Lottery is a form of gambling in which participants bet small sums of money for a chance to win a large prize. Typically, the winner is determined by random selection. Many lotteries are run by government, and a percentage of the winnings are often donated to good causes. While lottery has been criticized as an addictive form of gambling, it is also important to note that there are plenty of other ways for people to gamble for a chance to win big money.

The word lottery comes from the Dutch noun “lot,” which means fate or fortune. The first European state-sanctioned lotteries in the modern sense of the word were held in 15th-century Burgundy and Flanders as town governments sought to raise money for defense or charity. Francis I of France allowed lotteries for private and public profit in several cities in the 1500s.

A common element to all lotteries is some method of recording the identities and amounts of money staked by each bettor, and the numbers or symbols on which they bet. The bettors write their names on numbered tickets that are deposited with the lottery organization for later shuffling and possible selection in the drawing. Some lotteries simply use a pool of tickets or counterfoils, while others use computers to record the bettors’ information and generate random numbers for each drawing.

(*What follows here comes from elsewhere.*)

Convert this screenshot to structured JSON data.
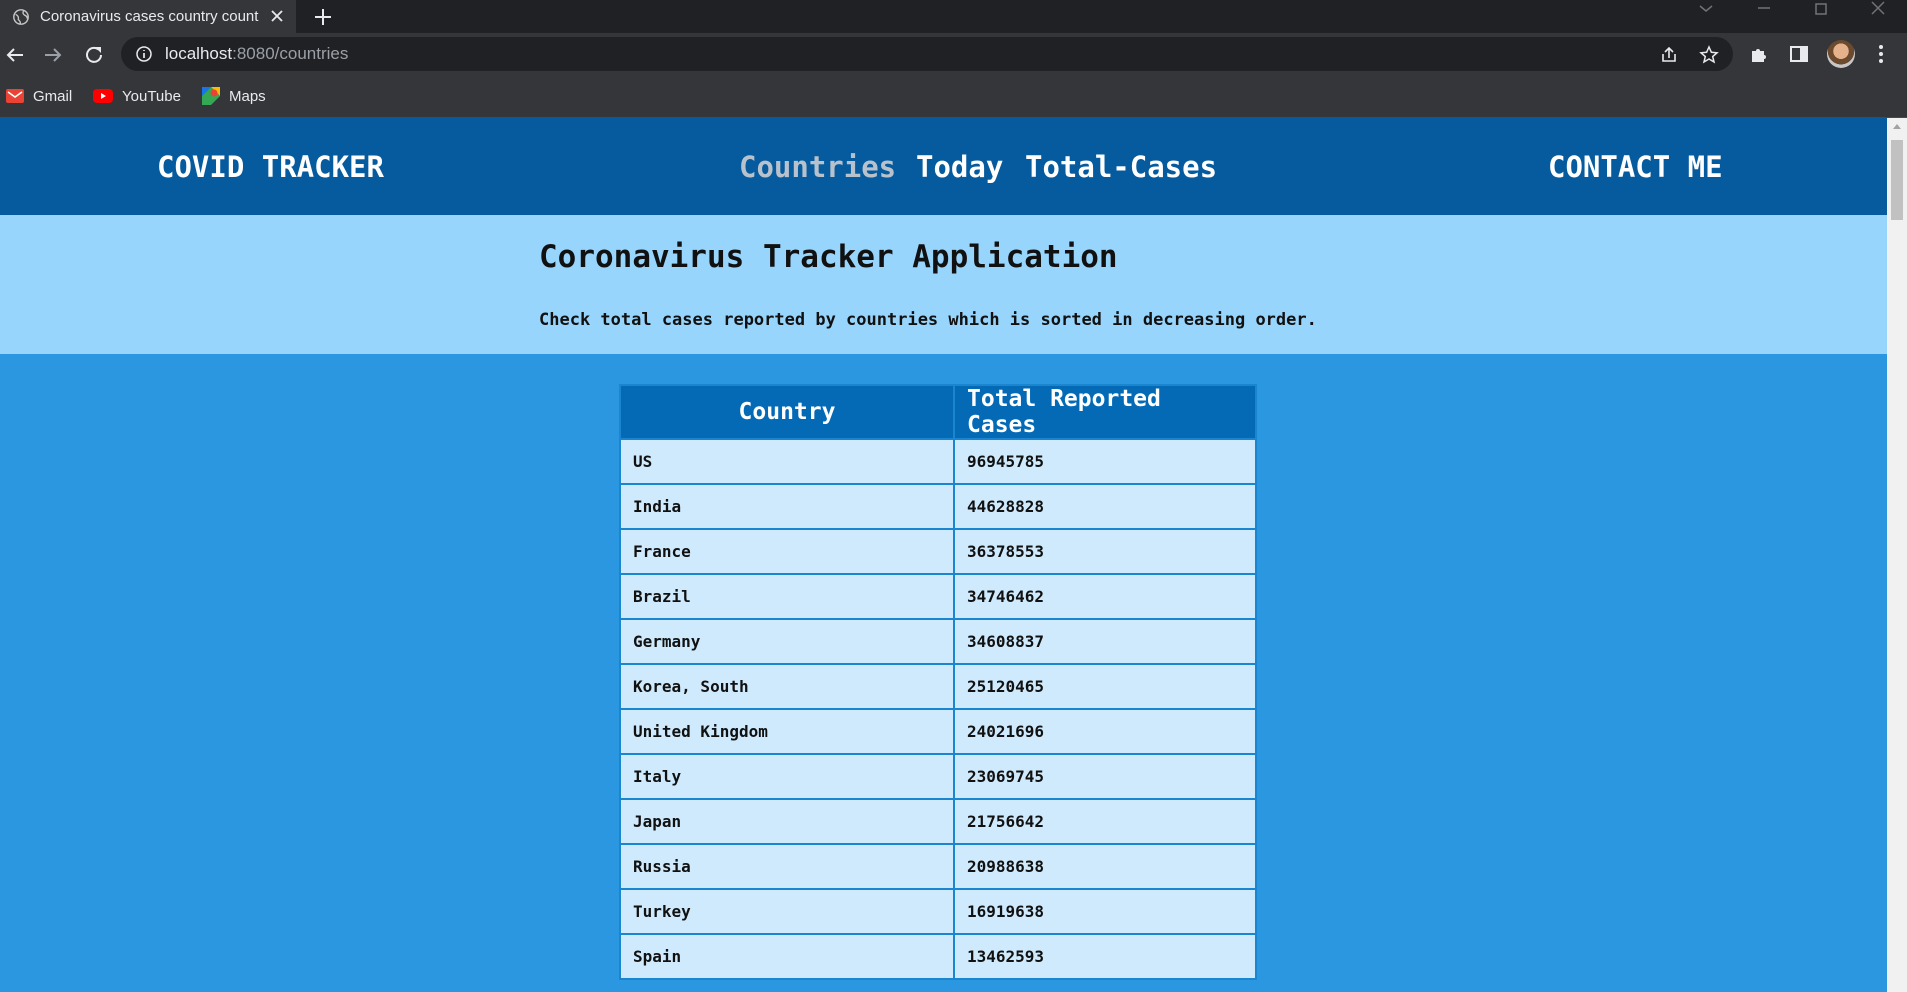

In addition to the underlying principle of winning by chance, a lottery’s popularity stems from the fact that it is a low-cost, risk-free way for people to experience the thrill and excitement of winning a big prize. As such, lottery purchases cannot be accounted for by decision models based on expected value maximization. Instead, the purchase of lottery tickets can be explained by a desire to gain prestige and indulge in fantasies of wealth.

To improve one’s chances of winning, it is recommended that players play as many tickets as possible and choose the right numbers. It is also a good idea to play national lotteries, as they have a broader number pool than local or state lotteries. Moreover, players should avoid playing numbers with sentimental value, such as those associated with birthdays or anniversaries. Buying more tickets can also help increase your chances of winning, but remember that each number has an equal probability of being chosen.

Another important factor to consider is the tax burden on winnings. In most cases, winnings are not paid out in a lump sum, but in an annuity. It is important to consult with an experienced lottery attorney to determine the best option for you and your family.

In the United States, lottery winnings are subject to federal and state income taxes, as well as sales and use taxes. In some cases, the amount of taxes paid on a winning ticket can be less than the advertised jackpot because of withholdings and other factors that reduce the final payment to the winner. Nevertheless, most winners who select an annuity payment can expect to keep the entire jackpot after taxes.